Mon, 31 Mar 2014 17:06:49 GMT
It's not about advertising, it's the product that matters; that was the message from AKQA's Chief Technology Officer, Ben Jones, during a presentation on digital disruption at Advertising Week Europe.
After laying out examples of classic disruption, like Airbnb to Hilton Hotels and Wikipedia to the Encyclopaedia Britannica, Jones spoke about the new ways that brands and start-ups are muddling the digital landscape and how other businesses need to be ready to adapt.
People are more often seeing unused possessions in the same way they see a light switched on in an empty room: pointless. We want maximisation and fulfilment more than ever and companies like FlightCar and DogVacey are offering that. Why would you leave your vehicle in a filthy, expensive airport car park when you could loan it with FlightCar? Or send your dog through the stress of a kennel when DogVacey have a loving home for it to stay in?
With advancements in tech the lines between elitist and egalitarian products are becoming more blurred. For example, the personal trainer is no longer only for the wealthy; Nike is offering a full living room workout with its Kinect+ app.
Companies like Squeebles and GoBank are revolutionising their respective fields. Squeebles has ditched education's tedious tables for interactive, intuitive story-formatted learning, while GoBank is offering fully mobile banking free of charge.
Humans have five senses, but digital has for too long focused on just one. Companies such as WWF are looking beyond the glass screen with its use of visual, audio and kinetic to encourage interactive learning in its app. A practice that resulted in 500,000 first-week downloads.
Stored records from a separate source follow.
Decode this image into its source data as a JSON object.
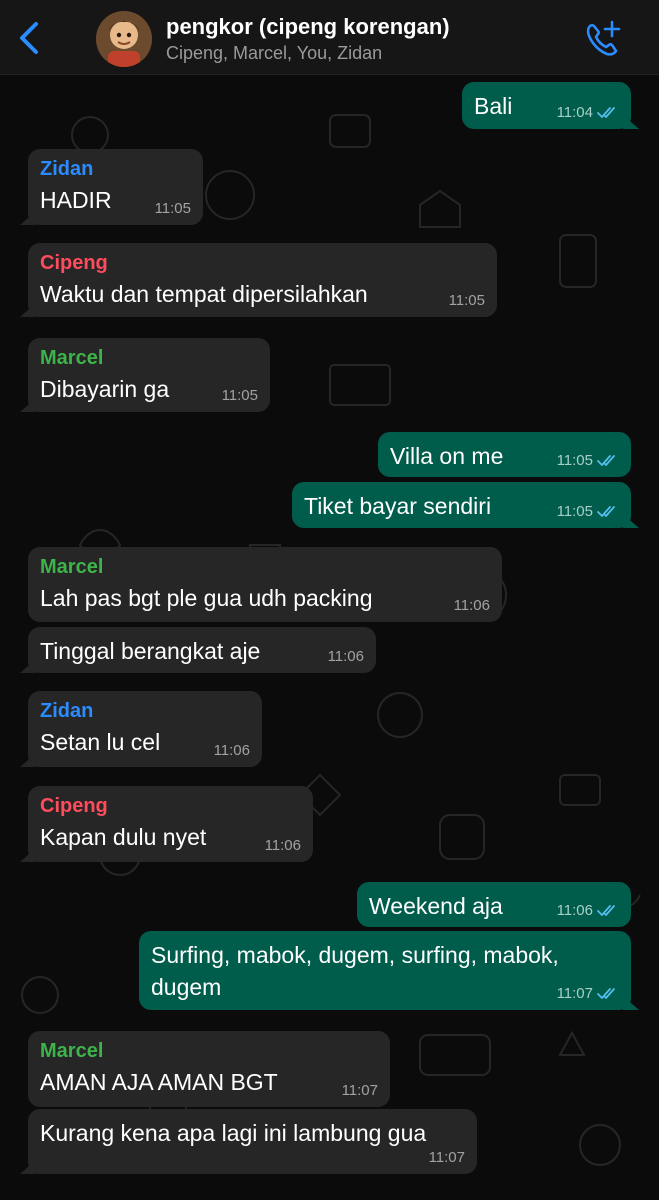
{
  "header": {
    "back_icon": "chevron-left-icon",
    "title": "pengkor (cipeng korengan)",
    "subtitle": "Cipeng, Marcel, You, Zidan",
    "call_icon": "phone-add-icon"
  },
  "colors": {
    "accent": "#2a8cff",
    "outgoing_bubble": "#005c4b",
    "incoming_bubble": "#262626",
    "Zidan": "#2a8cff",
    "Cipeng": "#ff4b5c",
    "Marcel": "#3cb44a",
    "read_ticks": "#53bdeb"
  },
  "messages": [
    {
      "direction": "out",
      "text": "Bali",
      "time": "11:04",
      "read": true
    },
    {
      "direction": "in",
      "sender": "Zidan",
      "text": "HADIR",
      "time": "11:05"
    },
    {
      "direction": "in",
      "sender": "Cipeng",
      "text": "Waktu dan tempat dipersilahkan",
      "time": "11:05"
    },
    {
      "direction": "in",
      "sender": "Marcel",
      "text": "Dibayarin ga",
      "time": "11:05"
    },
    {
      "direction": "out",
      "text": "Villa on me",
      "time": "11:05",
      "read": true
    },
    {
      "direction": "out",
      "text": "Tiket bayar sendiri",
      "time": "11:05",
      "read": true
    },
    {
      "direction": "in",
      "sender": "Marcel",
      "text": "Lah pas bgt ple gua udh packing",
      "time": "11:06"
    },
    {
      "direction": "in",
      "text": "Tinggal berangkat aje",
      "time": "11:06"
    },
    {
      "direction": "in",
      "sender": "Zidan",
      "text": "Setan lu cel",
      "time": "11:06"
    },
    {
      "direction": "in",
      "sender": "Cipeng",
      "text": "Kapan dulu nyet",
      "time": "11:06"
    },
    {
      "direction": "out",
      "text": "Weekend aja",
      "time": "11:06",
      "read": true
    },
    {
      "direction": "out",
      "text": "Surfing, mabok, dugem, surfing, mabok,\ndugem",
      "time": "11:07",
      "read": true
    },
    {
      "direction": "in",
      "sender": "Marcel",
      "text": "AMAN AJA AMAN BGT",
      "time": "11:07"
    },
    {
      "direction": "in",
      "text": "Kurang kena apa lagi ini lambung gua",
      "time": "11:07"
    }
  ]
}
"Complexity kills… choice is hurting every brand," Jones said. Using denim jeans and their excessive selection of cuts and colours as an example, Jones mused that the massive range of choices available to consumers in numerous fields is resulting in a "paralysis of choice". They are simply choosing not to choose. Brands should be doing one thing good, not lots of things mediocre, he believes.
With the internet, Jones claimed that "everyone is a maker". Take 17-year-old scientist Jack Andraka as an example. He is being revered for figuring out the most simplistic way to diagnose pancreatic cancer; something he did mostly without laboratory research, but instead using sites like Wikipedia. "Disruption is a frame of mind," Jones concluded.
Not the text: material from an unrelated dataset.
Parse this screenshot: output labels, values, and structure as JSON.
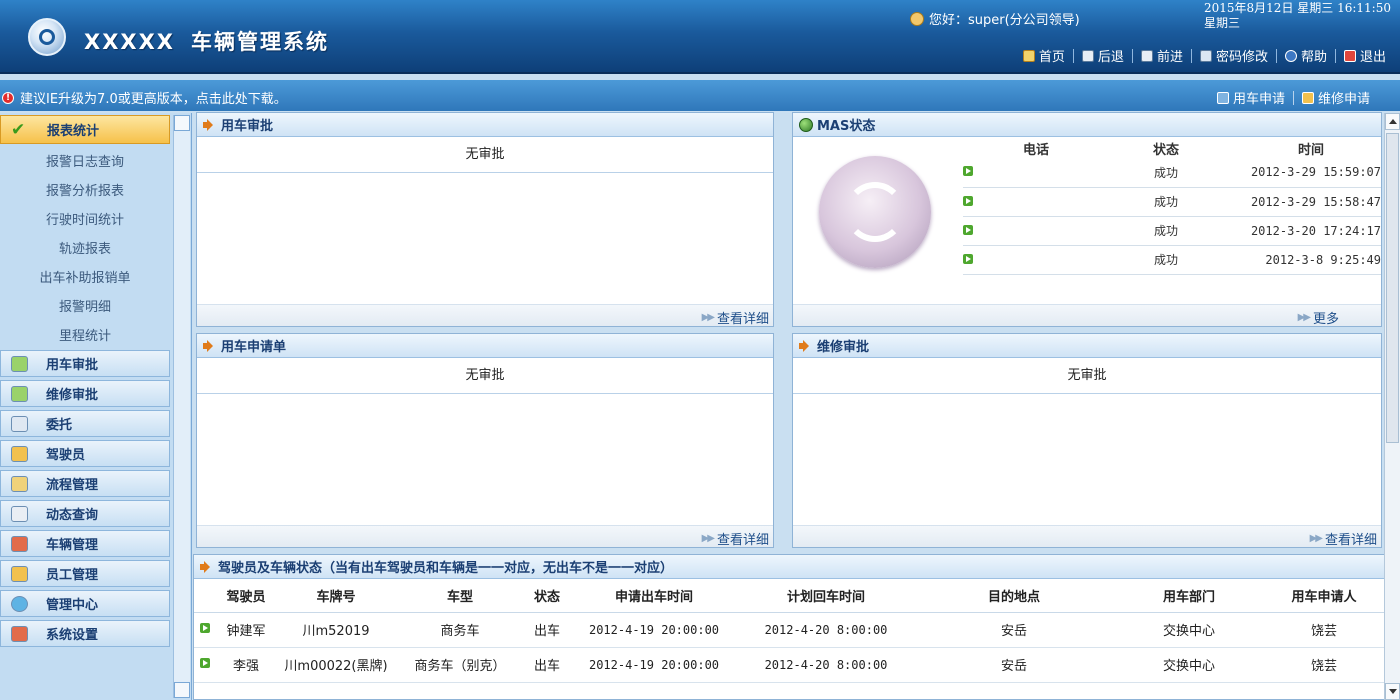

view more - Trends and InsightAKQA UK, Mon, 31 Mar 2014 17:06:49 GMT